Cryptosporidiosis

What is Cryptosporidiosis?
Cryptosporidiosis, often called "crypto," is a disease caused by a one-celled parasite. Crypto is so small that over 10,000 of them would fit on the period at the end of this sentence.

What are the symptoms?
Symptoms are not always present with crypto, but may include watery diarrhea, stomach cramps, an upset stomach, or a slight fever. In some cases, persons infected with crypto can have severe diarrhea and lose weight. The first symptoms may appear two to ten days after a person becomes infected.

How does is affect you if your immune system is severely weakened?
In people with AIDS and weakened immune systems, crypto can be serious, long-lasting and sometimes fatal. If your CD4 cell count is below 200, crypto is more likely to cause diarrhea and other symptoms for a long time. If your CD4 count is above 200, your illness may not last more than 1 to 3 weeks, however, you could still carry the infection, which means that the crypto parasites are living in your intestines, but are not causing illness. If your CD4 count later drops below 200, your symptoms may reappear.

How is it spread?
Crypto is generally spread via the "fecal-oral" route, which occurs when pathogens in fecal particles pass from one host are introduced into the oral cavity of another host.Drinking contaminated water or eating contaminated food can also give you crypto.

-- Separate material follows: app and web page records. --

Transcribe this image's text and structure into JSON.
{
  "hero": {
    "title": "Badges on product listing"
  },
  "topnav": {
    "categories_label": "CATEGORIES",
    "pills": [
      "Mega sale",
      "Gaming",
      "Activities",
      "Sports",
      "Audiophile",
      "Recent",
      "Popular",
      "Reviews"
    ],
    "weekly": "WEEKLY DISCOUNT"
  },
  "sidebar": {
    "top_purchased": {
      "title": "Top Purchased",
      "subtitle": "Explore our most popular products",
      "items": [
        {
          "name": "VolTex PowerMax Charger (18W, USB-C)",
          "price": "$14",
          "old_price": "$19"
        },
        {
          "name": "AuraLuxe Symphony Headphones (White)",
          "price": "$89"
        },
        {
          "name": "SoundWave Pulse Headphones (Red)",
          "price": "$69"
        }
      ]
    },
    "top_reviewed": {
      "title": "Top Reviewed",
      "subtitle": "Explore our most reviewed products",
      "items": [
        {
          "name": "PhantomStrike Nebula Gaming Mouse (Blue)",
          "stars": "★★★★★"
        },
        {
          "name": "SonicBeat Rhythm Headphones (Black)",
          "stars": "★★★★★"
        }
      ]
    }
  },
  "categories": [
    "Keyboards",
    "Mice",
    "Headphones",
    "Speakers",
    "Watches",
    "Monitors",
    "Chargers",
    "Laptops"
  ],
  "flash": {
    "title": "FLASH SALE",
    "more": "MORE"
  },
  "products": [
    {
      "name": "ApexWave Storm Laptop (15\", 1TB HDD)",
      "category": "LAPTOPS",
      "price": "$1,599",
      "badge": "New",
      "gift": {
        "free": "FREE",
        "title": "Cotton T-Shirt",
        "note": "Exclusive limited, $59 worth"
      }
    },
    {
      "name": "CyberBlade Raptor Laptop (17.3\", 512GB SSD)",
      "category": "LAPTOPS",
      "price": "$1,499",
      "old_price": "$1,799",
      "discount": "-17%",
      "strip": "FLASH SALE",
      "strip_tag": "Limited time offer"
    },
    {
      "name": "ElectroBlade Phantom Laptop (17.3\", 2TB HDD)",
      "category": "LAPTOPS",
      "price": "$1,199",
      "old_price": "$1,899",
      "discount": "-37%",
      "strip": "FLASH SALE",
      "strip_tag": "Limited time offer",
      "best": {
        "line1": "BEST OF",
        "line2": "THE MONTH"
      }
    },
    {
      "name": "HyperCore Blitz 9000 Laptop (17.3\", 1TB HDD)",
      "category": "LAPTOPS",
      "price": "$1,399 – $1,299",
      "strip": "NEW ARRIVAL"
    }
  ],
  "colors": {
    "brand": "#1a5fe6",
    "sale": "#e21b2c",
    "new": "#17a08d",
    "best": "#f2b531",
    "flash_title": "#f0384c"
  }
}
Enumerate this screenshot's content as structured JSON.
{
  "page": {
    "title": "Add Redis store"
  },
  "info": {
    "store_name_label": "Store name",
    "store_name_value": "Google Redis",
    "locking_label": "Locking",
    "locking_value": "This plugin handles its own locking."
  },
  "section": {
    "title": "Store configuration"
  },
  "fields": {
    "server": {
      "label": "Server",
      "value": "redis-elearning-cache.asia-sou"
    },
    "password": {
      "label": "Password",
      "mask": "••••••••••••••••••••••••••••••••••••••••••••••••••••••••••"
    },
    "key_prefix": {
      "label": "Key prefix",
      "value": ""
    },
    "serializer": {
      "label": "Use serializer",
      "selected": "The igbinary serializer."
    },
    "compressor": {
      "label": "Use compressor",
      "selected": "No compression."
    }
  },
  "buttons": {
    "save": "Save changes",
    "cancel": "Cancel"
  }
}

Who is at risk of becoming ill with Crypto?

Cryptosporidiosis can cause mild disease in healthy adults, serious disease in the elderly, very severe disease in infants, and fatal disease in immunocompromised (HIV/AIDS), or immunosuppressed (cancer chemotherapy or organ transplant) patients.

Can it be treated?
Yes, but no drug has been found yet to cure it. Some drugs may reduce the symptoms.

How can I protect myself from Crypto?
  • Wash your hands - Washing your hands often with soap and water is probably the single most important step you can take to prevent crypto and other illnesses. Take the Hand Washing Quiz
  • Avoid swallowing water when swimming in lakes, rivers, or pools, and when using hot tubs. Several outbreaks of crypto have been traced to swallowing contaminated water while swimming. Crypto is not killed by the amount of chlorine normally used in swimming pools and water parks. Crypto also can remain alive in salt water for several days, so swimming in polluted ocean water may also be unsafe.
  • Wash and/or cook your food - Fresh vegetables and fruits may be contaminated with crypto. Wash all uncooked vegetables and fruit. Do not eat or drink unpasteurized milk or dairy products. Cooking kills crypto.
  • Avoid touching farm animals - If you touch a farm animal, particularly a calf, lamb, or other young animal, such as a petting zoo or a farm, wash your hands well with soap and water before preparing food or putting anything in your mouth. Do not touch the stool of any animal. After you visit a farm or other area, clean your shoes while wearing gloves. Wash your hands after taking off the gloves.
  • Avoid touching the stool of pets - Someone who is not HIV infected should clean litter boxes or cages. If you must clean up after a pet, use disposable gloves. Wash your hands afterwards. The risk of getting crypto is greatest from pets that are less than 6 months old, animals that have diarrhea, and stray animals. Older animals can also have crypto, but they are less likely to have it than younger animals. If you get a puppy or kitten that is less than 6 months old, have the animal tested for crypto before bringing it home. If any pet gets diarrhea, have it tested for crypto.
  • Practice safe sex - Infected people may have crypto on their skin in the anal and genital areas, including the thighs and buttocks. However, since you cannot tell if someone has crypto, you may want to avoid any sexual practices which may result in fecal-oral transmission. Always wash your hands well after touching any part of your partner's body which might be contaminated.
  • Drink safe water
    • Crypto cysts have never been found in finished water from any public water supply in Chester County.
    • Approximately half the residents of Chester County get their water from individual wells. While these, too, are generally safe from Crypto contamination, they are never really tested for it unless the homeowner has that done at their own expense.
    • Drink commercially bottled water